Approval does not give rise to blanket protection for trustees and officeholders; it depends upon the issues decided on the approval application and the parties who were before the Court: There is no blanket rule of law that the Court's approval of a transaction automatically generates full immunity in all respects concerning the transaction; the Court is "not a sanctuary or bomb shelter" for officeholders8.
The scope of any subsequent immunity will be fact sensitive: it will depend upon the specific nature of the question(s) before the Court on the approval application and of any answer(s) given by that Court. The extent to which the Court will determine issues will vary from case to case and may depend, for instance, upon:
- The identity of the applicant (eg are they a professional trustee or officeholder, or an unpaid family trustee).
- The reasons why the proposed decision is said to be "momentous" (eg is it a disposal of a hugely valuable or sensitive asset, or does it involve acute allegations of conflict of interest).
- The nature of the legal or evidential inquiry that would be involved (eg resolution of a difficult question of law or review of complex expert evidence and reaching a factual conclusion).The Court asked to review a transaction in advance might find it inappropriate to embark on a lengthy and detailed fact-finding process better suited to a trial.
In considering the scope of the protection afforded by an approval from the Court against subsequent claims, it is necessary to compare the issues determined (or which could and should have been determined) in the earlier proceedings and those raised in the subsequent claim, not the precise juridical origins (eg common law or equity) of the applicant's duties or the subsequent cause of action.
There will be no protection from future claims (in any substantive sense) unless the claimant in the second set of proceedings was also a party to the approval application.

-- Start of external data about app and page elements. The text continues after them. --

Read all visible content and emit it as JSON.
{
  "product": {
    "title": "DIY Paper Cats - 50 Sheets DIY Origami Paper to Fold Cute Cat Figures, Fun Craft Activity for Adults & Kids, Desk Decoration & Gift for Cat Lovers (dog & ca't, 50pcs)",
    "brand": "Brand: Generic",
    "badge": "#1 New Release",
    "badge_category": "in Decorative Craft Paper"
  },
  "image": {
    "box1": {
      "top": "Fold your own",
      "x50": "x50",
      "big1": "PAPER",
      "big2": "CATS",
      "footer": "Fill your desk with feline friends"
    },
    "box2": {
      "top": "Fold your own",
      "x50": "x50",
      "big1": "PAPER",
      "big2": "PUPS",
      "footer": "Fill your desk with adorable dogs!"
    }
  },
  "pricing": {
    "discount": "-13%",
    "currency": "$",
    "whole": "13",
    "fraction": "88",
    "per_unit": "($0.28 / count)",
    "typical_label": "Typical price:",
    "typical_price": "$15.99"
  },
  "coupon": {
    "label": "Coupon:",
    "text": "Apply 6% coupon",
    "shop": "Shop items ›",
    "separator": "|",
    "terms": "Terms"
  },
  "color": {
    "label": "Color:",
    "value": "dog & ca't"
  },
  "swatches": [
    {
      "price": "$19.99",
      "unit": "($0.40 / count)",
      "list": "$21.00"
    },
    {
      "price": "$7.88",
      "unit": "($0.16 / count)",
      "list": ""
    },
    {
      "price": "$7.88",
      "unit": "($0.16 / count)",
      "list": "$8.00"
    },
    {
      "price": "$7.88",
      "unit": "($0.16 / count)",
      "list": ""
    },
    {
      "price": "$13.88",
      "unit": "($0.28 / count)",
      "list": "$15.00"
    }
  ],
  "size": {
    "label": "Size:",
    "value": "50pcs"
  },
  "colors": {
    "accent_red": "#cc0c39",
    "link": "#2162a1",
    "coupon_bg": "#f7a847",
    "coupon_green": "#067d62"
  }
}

This is the underlying reason why, for example, trustees seeking approval to a proposed transaction will join all potentially interested beneficiaries, or, if that is not practical, seek the appointment of representative beneficiaries so that the interests of beneficiaries are represented before the Court9.
However, if trustees or officeholders advertise their intention to seek approval for a "momentous" decision, so that beneficiaries or creditors have the opportunity to attend and be heard, then they will undoubtedly have a better prospect of persuading a Court that a subsequent claim by a beneficiary or creditor would be an abuse of process.
Guidance for future approval applications: The Court of Appeal suggested that, in the context of future approval applications such as this, parties should invite the Court to identify in the judgment the issues which it is deciding and the type of future claims which would or would not be barred.
9 Re Merchant Navy Ratings Pension Fund  EWHC 448 (Ch) at -.